The document lays out principles on when and why to use rigs’ lights and sirens — and when not to


An ambulance with the emergency lights on was seen in lower Manhattan in 2020.

Photo/Mary Altaffer/Associated Press

This article has been updated to reflect a fourteenth organization, the Paramedic Chiefs of Canada, also supported the statement.

By Leila Merrill

WASHINGTON — Fourteen national and international associations released a “Joint Statement on Lights & Siren Vehicle Operations on Emergency Medical Services Responses” on Monday.

The organizations believe the use of lights and siren should be guided by the principles laid out in the document, according to an email from Matt Zavadsky, chief transformation officer with MedStar and immediate past president of NAEMT.

The document takes into consideration time-sensitive medical conditions and risks to EMS providers and the public. It also discusses quality assurance programs, leadership roles, driver training, service agreements with local government bodies, and crashes and near-misses.

Read the full statement below:
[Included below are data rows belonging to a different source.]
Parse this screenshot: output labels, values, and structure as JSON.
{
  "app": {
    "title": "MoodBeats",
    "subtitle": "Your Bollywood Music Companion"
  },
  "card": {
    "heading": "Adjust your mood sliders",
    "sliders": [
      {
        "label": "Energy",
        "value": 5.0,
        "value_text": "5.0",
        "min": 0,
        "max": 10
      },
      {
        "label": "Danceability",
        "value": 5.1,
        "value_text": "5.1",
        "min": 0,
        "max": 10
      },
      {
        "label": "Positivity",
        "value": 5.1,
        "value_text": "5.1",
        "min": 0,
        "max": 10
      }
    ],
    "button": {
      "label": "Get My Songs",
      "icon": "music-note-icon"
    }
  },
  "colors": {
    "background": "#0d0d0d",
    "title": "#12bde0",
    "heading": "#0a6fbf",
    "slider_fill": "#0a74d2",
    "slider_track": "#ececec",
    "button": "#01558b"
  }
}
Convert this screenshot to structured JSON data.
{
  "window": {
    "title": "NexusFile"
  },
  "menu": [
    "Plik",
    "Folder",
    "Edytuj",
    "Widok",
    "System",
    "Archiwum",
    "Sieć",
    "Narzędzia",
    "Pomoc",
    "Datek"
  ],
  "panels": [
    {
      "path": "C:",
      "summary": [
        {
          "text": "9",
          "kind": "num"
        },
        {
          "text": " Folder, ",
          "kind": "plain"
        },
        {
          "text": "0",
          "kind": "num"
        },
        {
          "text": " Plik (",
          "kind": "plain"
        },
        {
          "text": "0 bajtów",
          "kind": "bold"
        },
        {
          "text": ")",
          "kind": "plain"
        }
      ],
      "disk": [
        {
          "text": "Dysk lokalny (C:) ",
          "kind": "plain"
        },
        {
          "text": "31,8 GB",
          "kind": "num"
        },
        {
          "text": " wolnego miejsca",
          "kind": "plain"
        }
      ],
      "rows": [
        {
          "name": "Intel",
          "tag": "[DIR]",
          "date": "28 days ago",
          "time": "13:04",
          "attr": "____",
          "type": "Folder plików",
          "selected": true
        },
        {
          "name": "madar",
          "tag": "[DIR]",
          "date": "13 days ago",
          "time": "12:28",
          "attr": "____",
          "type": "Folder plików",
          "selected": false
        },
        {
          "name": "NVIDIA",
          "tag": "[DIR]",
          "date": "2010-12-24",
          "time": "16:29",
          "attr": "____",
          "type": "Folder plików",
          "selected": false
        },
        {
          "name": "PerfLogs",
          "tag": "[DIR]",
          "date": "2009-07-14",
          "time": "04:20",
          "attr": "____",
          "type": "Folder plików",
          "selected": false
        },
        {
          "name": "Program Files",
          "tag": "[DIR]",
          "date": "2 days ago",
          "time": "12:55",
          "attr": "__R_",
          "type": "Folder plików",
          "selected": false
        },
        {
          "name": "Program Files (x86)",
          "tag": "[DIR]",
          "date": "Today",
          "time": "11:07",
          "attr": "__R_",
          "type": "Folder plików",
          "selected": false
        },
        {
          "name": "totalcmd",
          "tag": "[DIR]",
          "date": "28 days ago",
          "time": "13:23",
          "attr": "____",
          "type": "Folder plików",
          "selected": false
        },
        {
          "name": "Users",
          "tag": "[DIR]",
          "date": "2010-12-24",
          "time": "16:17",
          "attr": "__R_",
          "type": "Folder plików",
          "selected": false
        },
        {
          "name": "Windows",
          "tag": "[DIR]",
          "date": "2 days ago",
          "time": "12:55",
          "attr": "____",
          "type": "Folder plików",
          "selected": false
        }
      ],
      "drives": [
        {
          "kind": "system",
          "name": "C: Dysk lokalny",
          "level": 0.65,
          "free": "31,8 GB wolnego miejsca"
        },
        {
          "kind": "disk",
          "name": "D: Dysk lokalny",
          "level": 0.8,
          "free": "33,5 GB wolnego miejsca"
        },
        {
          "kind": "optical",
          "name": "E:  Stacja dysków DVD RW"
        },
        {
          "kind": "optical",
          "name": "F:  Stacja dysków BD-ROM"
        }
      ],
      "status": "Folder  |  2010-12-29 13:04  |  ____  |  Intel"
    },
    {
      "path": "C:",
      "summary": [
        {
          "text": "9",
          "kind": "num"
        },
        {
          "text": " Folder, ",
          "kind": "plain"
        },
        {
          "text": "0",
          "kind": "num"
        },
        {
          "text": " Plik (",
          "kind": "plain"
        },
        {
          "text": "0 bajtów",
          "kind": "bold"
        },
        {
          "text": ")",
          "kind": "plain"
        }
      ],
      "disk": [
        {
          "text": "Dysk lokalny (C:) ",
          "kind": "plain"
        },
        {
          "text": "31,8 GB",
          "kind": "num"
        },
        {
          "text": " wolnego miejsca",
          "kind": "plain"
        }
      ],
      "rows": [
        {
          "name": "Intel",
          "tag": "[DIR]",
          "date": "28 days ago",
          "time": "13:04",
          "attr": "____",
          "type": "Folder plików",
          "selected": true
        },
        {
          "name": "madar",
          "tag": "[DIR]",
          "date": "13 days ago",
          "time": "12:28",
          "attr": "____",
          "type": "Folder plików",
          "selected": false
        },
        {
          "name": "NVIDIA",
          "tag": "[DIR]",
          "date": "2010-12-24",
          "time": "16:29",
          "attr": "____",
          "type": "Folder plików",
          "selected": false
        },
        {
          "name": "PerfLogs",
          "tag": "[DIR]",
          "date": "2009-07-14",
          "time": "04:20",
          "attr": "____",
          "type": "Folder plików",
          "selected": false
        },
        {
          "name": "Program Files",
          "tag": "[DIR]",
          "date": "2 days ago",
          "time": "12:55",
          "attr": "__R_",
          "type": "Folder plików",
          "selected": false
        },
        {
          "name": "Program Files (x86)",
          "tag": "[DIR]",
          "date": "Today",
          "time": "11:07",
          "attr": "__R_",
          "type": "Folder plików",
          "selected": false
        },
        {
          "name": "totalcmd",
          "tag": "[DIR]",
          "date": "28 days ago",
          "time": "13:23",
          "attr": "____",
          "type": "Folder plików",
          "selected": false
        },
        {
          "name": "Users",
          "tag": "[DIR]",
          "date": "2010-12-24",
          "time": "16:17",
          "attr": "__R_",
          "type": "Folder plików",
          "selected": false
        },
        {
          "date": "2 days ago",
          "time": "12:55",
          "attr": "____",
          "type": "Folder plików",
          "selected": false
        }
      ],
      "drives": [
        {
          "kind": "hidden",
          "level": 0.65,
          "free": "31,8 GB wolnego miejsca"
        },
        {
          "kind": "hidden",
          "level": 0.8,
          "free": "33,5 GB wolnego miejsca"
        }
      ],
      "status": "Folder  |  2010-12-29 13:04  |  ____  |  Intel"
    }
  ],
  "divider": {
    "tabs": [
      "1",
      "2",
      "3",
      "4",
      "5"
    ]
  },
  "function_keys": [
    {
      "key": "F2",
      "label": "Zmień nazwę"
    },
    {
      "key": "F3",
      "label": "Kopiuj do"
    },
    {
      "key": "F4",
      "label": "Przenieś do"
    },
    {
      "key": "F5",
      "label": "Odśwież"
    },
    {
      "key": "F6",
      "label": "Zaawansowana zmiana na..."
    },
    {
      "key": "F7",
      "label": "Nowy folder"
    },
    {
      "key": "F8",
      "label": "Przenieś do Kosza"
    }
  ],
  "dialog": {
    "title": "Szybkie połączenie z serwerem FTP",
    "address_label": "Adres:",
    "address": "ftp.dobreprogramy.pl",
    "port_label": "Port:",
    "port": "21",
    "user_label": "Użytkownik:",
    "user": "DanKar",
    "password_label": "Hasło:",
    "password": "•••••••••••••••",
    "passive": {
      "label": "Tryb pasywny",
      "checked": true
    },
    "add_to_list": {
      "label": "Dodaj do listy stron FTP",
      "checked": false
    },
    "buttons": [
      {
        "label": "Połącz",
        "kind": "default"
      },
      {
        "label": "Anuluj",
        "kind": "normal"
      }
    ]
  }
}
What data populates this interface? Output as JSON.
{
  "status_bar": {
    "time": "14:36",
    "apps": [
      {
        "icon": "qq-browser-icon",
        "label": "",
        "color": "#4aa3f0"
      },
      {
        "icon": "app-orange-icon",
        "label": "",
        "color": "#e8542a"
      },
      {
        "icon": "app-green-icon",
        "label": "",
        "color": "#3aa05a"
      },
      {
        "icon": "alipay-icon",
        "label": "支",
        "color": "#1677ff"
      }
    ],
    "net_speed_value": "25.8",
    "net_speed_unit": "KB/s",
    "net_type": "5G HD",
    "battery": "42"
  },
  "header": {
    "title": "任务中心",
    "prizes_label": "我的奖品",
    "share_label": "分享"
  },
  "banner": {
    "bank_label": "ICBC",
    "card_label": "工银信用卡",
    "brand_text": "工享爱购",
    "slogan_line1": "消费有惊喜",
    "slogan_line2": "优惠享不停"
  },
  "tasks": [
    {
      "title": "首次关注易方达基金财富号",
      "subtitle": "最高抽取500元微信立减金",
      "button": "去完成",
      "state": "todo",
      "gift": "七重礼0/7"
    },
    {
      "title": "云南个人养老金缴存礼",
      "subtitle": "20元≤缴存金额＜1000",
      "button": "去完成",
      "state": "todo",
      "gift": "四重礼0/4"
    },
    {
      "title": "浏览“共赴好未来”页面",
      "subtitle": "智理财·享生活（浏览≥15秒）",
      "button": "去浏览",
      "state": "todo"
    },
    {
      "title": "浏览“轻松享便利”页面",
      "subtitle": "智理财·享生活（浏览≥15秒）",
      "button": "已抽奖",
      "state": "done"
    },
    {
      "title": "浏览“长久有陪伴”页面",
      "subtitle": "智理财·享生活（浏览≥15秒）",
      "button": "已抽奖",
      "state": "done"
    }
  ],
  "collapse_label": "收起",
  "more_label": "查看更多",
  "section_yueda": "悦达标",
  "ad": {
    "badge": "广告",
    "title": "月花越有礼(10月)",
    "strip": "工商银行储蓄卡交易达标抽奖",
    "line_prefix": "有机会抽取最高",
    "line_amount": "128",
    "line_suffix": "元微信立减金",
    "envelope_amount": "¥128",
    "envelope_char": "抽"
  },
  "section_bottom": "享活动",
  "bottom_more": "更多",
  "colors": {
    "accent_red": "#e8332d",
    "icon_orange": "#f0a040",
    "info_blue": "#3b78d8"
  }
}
Joint Statement on Red Light and Siren Operations With Logos by epraetorian on Scribd